So when exactly, can we expect to see the best of it? Consider yourself in the right place at the right time.
“There are predictions as to when our solar cycle is going to peak and we’re going to see that absolute maximum level. The predictions right now say it’s going to happen roughly in 2024 or 2025,” she continued, adding that this cycle is going to be bigger and better than those before it.
“What makes this solar cycle a bit more interesting is that our last 11-year solar cycle had a pretty weak peak compared to past solar cycles and our current solar cycle is already turning out to be a bit stronger than our last one. We’re seeing more activity now than we did near the peak of the last 11-year solar cycle.”
Amazing, right? So get excited, Canada, but stay alert.
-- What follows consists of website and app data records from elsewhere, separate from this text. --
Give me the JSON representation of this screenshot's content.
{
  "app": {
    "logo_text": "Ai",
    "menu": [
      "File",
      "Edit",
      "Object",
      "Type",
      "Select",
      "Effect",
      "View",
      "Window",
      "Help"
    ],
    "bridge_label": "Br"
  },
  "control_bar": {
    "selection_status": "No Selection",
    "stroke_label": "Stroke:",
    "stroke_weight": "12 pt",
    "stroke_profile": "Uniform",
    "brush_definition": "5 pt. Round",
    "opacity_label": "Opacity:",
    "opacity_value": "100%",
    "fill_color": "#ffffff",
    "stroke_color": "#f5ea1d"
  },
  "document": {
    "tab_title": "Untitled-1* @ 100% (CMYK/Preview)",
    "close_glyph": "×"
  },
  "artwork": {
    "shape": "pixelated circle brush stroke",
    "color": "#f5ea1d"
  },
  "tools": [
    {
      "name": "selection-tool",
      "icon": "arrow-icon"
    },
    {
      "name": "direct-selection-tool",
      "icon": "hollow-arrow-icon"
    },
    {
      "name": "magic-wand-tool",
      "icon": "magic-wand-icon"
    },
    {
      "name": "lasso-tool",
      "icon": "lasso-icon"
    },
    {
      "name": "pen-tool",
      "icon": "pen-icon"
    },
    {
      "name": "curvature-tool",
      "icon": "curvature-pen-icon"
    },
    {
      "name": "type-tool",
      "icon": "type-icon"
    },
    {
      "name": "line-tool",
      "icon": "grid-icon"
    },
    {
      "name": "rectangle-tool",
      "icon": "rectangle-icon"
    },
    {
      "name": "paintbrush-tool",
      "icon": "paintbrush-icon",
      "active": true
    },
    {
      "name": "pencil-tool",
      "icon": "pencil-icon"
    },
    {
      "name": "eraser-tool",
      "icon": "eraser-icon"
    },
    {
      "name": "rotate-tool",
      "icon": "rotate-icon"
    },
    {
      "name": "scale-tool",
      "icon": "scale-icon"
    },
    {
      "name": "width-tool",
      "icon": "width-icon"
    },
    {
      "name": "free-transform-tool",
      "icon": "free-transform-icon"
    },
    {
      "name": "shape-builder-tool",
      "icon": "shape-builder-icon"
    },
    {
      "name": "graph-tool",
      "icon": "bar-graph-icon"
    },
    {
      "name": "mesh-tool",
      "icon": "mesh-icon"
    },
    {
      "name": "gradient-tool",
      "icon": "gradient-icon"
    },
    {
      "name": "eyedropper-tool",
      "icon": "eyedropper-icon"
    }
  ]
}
While the lights will be a sight to behold, they also come with a price – one that we likely won’t have to pay thanks to our technological advances, but we should be wary of.
“Space weather does impact a number of technologies – any kind of long conductors, like a set of power lines can be impacted by space weather.”
“What happens is currents can be induced into these long conductors and that can cause fluctuations and it can be a number of different impacts to that so we can have maybe a tripping out of a system, we could have physical damage to a transformer and this can of course, result in power outages.”
“All of that being said, this kind of impact is not a surprise to the power companies, it’s something that’s well-studied and they do have contingencies in place and they are monitoring for space weather and they are monitoring the impacts on their systems.”
As always we’ll keep you updated on Canada’s space weather forecasts, but in the meantime, tell your friends and enjoy.
We’ve got a front-row seat to an incredible show and It’s going to be enchanting.